In O'Brien, the defendants were convicted of selling under-funded group health insurance to employers, and making fraudulent misrepresentations in the solicitation thereof. 50 F.3d at 753. At that point, there was no particularly susceptible victim. Eventually, however, certain insureds covered by the plan developed medical conditions for which they needed treatment, and sought coverage by defendants. Those individuals were then particularly susceptible to the scheme, because they "felt compelled to continue paying their premiums in order to avoid losing coverage" that they needed. Id. at 757. It is understandable that victims in those circumstances are deserving of greater societal protection against such a crime. By knowingly continuing to accept premiums from those victims, the defendants reached a new level of depravity, one which warranted a § 3A1.1 increase. Id.
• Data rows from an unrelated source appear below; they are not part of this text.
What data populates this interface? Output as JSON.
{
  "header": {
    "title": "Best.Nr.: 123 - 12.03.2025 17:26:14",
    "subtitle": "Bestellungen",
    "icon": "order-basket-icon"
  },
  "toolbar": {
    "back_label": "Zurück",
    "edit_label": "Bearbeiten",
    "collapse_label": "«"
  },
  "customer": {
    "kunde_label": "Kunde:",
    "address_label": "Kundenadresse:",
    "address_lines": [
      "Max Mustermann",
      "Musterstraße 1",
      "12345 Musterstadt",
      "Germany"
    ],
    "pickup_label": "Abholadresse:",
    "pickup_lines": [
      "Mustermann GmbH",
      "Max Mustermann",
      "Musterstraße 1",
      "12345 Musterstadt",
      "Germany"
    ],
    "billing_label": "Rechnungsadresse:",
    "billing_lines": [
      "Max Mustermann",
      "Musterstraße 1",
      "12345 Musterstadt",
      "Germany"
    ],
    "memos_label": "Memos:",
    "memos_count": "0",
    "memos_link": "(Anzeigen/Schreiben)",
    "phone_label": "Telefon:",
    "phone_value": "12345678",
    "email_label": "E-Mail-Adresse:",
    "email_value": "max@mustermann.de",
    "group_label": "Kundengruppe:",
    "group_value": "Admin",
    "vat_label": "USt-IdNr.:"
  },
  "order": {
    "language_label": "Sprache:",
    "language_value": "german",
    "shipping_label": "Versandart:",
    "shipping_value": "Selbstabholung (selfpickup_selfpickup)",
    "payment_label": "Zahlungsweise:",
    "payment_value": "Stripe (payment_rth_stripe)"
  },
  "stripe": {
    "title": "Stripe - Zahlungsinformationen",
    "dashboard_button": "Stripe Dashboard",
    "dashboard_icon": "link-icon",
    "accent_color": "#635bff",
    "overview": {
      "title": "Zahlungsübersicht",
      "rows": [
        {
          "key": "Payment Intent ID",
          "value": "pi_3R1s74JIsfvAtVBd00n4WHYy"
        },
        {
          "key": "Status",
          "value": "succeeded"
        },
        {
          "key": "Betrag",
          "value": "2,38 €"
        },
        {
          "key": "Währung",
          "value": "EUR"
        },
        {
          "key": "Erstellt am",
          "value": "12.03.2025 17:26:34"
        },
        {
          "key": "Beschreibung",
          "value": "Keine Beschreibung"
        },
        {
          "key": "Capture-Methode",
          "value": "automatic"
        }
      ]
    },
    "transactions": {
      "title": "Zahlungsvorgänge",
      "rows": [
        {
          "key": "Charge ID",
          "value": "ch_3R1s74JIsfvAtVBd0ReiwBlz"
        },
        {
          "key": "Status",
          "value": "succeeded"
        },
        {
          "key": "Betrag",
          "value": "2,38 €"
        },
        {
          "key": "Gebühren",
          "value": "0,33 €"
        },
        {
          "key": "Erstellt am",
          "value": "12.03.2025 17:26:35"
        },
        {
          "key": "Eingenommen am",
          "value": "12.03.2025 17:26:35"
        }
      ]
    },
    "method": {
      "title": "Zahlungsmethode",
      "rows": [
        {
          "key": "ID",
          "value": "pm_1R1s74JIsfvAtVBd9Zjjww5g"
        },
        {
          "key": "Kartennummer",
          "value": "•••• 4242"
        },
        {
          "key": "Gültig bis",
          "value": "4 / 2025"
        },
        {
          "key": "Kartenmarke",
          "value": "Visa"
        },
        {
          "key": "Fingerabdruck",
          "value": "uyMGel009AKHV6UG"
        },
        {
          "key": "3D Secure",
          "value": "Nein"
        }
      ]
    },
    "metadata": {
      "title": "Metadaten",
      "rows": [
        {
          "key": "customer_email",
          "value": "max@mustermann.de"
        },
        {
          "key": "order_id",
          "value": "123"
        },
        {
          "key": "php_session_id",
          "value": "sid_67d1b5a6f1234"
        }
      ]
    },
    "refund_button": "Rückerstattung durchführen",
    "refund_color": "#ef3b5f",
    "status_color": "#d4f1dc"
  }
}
Nothing in the record supports a finding that the Spanish-speaking population of Southern California as a whole shares some unique susceptibility to fraud that warrants the law's protection, or that makes Castellanos' crime especially reprehensible. Nor is there any showing that the entire Hispanic population of Southern California shares any such susceptibility.


This is not to say that § 3A1.1 would never apply against a defendant accused of running an "affinity scam" by which a minority business owner victimizes people in his own community who are more likely to trust members of their own ethnic group. Evidence that an ethnic group was particularly susceptible to the fraud due to lack of education, extreme insularity, superstition, or lack of familiarity with United States business practices or law enforcement might suffice to support use of § 3A1.1 against a defendant accused of swindling members of such a group. Cf. United States v. Bengali, 11 F.3d 1207, 1212 (4th Cir.1993), cert. denied, --- U.S. ----, 114 S.Ct. 1853, 128 L.Ed.2d 477 (1994)(holding that a Bulgarian immigrant was particularly susceptible to an extortion scheme because he lacked knowledge about American law and business practices). No such showing was made in this case, however.
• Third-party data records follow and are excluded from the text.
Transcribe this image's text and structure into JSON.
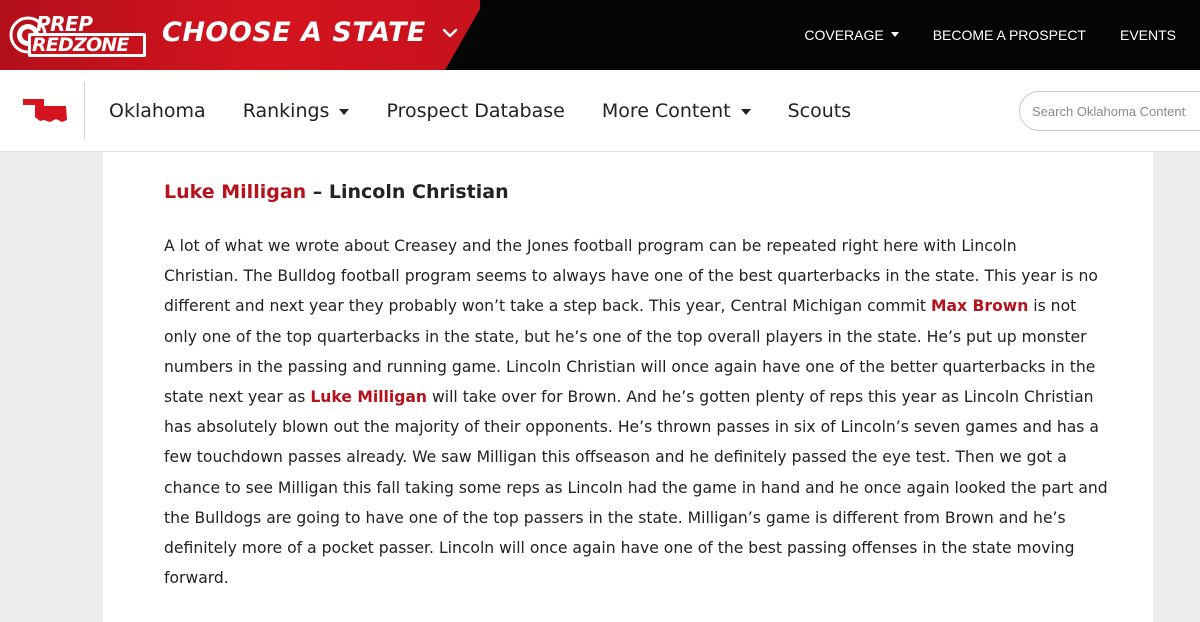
{
  "brand": {
    "logo_line1": "PREP",
    "logo_line2": "REDZONE",
    "state_chooser": "CHOOSE A STATE"
  },
  "top_nav": [
    {
      "label": "COVERAGE",
      "dropdown": true
    },
    {
      "label": "BECOME A PROSPECT",
      "dropdown": false
    },
    {
      "label": "EVENTS",
      "dropdown": false
    }
  ],
  "state_nav": [
    {
      "label": "Oklahoma",
      "dropdown": false
    },
    {
      "label": "Rankings",
      "dropdown": true
    },
    {
      "label": "Prospect Database",
      "dropdown": false
    },
    {
      "label": "More Content",
      "dropdown": true
    },
    {
      "label": "Scouts",
      "dropdown": false
    }
  ],
  "search": {
    "placeholder": "Search Oklahoma Content"
  },
  "article": {
    "player_name": "Luke Milligan",
    "heading_rest": " – Lincoln Christian",
    "lines": [
      [
        "A lot of what we wrote about Creasey and the Jones football program can be repeated right here with Lincoln"
      ],
      [
        "Christian. The Bulldog football program seems to always have one of the best quarterbacks in the state. This year is no"
      ],
      [
        "different and next year they probably won’t take a step back. This year, Central Michigan commit ",
        {
          "link": "Max Brown"
        },
        " is not"
      ],
      [
        "only one of the top quarterbacks in the state, but he’s one of the top overall players in the state. He’s put up monster"
      ],
      [
        "numbers in the passing and running game. Lincoln Christian will once again have one of the better quarterbacks in the"
      ],
      [
        "state next year as ",
        {
          "link": "Luke Milligan"
        },
        " will take over for Brown. And he’s gotten plenty of reps this year as Lincoln Christian"
      ],
      [
        "has absolutely blown out the majority of their opponents. He’s thrown passes in six of Lincoln’s seven games and has a"
      ],
      [
        "few touchdown passes already. We saw Milligan this offseason and he definitely passed the eye test. Then we got a"
      ],
      [
        "chance to see Milligan this fall taking some reps as Lincoln had the game in hand and he once again looked the part and"
      ],
      [
        "the Bulldogs are going to have one of the top passers in the state. Milligan’s game is different from Brown and he’s"
      ],
      [
        "definitely more of a pocket passer. Lincoln will once again have one of the best passing offenses in the state moving"
      ],
      [
        "forward."
      ]
    ]
  },
  "colors": {
    "brand_red": "#d4141f",
    "link_red": "#b5121b",
    "topbar_bg": "#050505"
  },
  "icons": [
    "chevron-down-icon",
    "oklahoma-state-icon",
    "caret-down-icon"
  ]
}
The sentence is therefore VACATED, and the case is REMANDED to the district court for resentencing consistent with this Opinion.


Honorable William B. Shubb, United States District Judge for the Eastern District of California, sitting by designation


Pursuant to U.S.S.G. § 2F1.1(a), the district court found the base offense level to be six. In addition to the two point enhancement based upon the finding that the victims were particularly susceptible, eleven points were added pursuant to § 2F1.1(b)(l )(L) because the loss exceeded $10 million; two points were added pursuant to § 2F1.1(b)(2)(B) because the scheme defrauded more than one victim; and three points were added pursuant to § 3B1.1(b) for role in the offense. Two points were deducted pursuant to § 3E1.1 for acceptance of responsibility; and the court departed five levels downward pursuant to § 5K1.1 based upon Castellanos' cooperation with the government